▶ [Exercise instructions]: Where does the word "selected" occur in the entries below? Copy every line that has it.

(Dataset rows for apps and sites)
☆ ☆ ☆ ☆ ☆ ☆ ☆

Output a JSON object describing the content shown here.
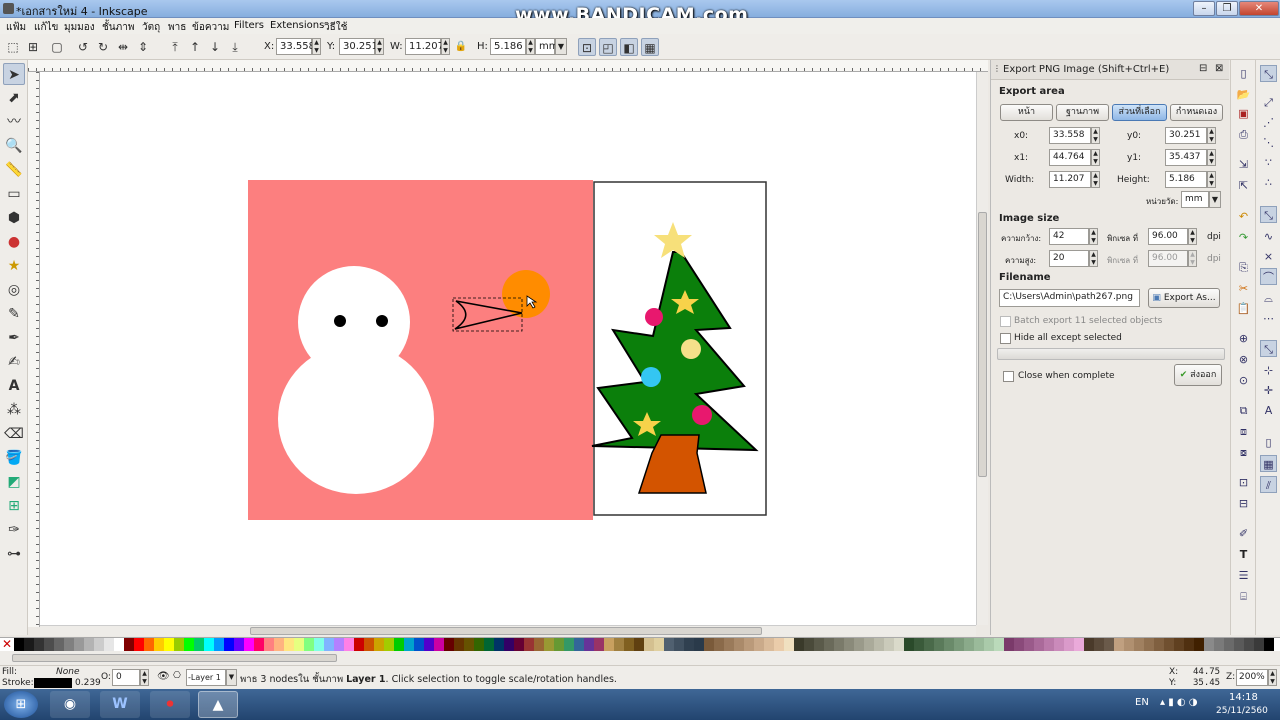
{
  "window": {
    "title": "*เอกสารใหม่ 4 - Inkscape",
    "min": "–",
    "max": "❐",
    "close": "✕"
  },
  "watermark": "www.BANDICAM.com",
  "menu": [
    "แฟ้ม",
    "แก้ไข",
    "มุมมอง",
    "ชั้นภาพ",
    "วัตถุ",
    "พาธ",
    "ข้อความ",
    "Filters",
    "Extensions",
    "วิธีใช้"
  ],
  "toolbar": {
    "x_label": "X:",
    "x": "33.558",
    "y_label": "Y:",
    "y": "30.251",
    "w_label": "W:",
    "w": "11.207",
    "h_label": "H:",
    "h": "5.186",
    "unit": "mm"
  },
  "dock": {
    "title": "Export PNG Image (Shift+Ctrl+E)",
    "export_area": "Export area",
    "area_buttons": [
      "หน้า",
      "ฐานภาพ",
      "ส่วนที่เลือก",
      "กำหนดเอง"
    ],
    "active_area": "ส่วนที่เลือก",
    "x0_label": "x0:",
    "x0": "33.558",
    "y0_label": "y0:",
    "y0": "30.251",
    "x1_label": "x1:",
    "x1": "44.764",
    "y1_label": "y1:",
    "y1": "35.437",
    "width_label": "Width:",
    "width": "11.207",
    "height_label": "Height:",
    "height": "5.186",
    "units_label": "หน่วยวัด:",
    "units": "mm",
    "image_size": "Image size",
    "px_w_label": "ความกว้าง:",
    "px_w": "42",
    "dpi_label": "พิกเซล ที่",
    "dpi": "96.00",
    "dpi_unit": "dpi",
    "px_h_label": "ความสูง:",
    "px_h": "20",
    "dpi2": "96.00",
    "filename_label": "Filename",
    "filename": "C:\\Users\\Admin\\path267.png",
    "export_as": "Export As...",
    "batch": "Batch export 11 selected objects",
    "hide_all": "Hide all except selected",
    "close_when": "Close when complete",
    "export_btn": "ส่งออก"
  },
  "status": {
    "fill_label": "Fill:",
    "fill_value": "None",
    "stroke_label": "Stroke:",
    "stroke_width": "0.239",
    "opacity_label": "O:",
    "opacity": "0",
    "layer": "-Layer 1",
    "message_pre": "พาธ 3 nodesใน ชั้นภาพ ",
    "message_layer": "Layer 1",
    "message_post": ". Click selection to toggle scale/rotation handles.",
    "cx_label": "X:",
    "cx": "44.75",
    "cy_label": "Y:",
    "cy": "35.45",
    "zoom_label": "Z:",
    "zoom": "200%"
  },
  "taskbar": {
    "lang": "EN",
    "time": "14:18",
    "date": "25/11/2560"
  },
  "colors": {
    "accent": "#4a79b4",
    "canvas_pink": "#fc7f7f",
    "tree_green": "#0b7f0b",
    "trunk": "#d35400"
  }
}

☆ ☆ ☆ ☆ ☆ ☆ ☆

▶ [Solved exercise]:
    "batch": "Batch export 11 selected objects",
    "hide_all": "Hide all except selected",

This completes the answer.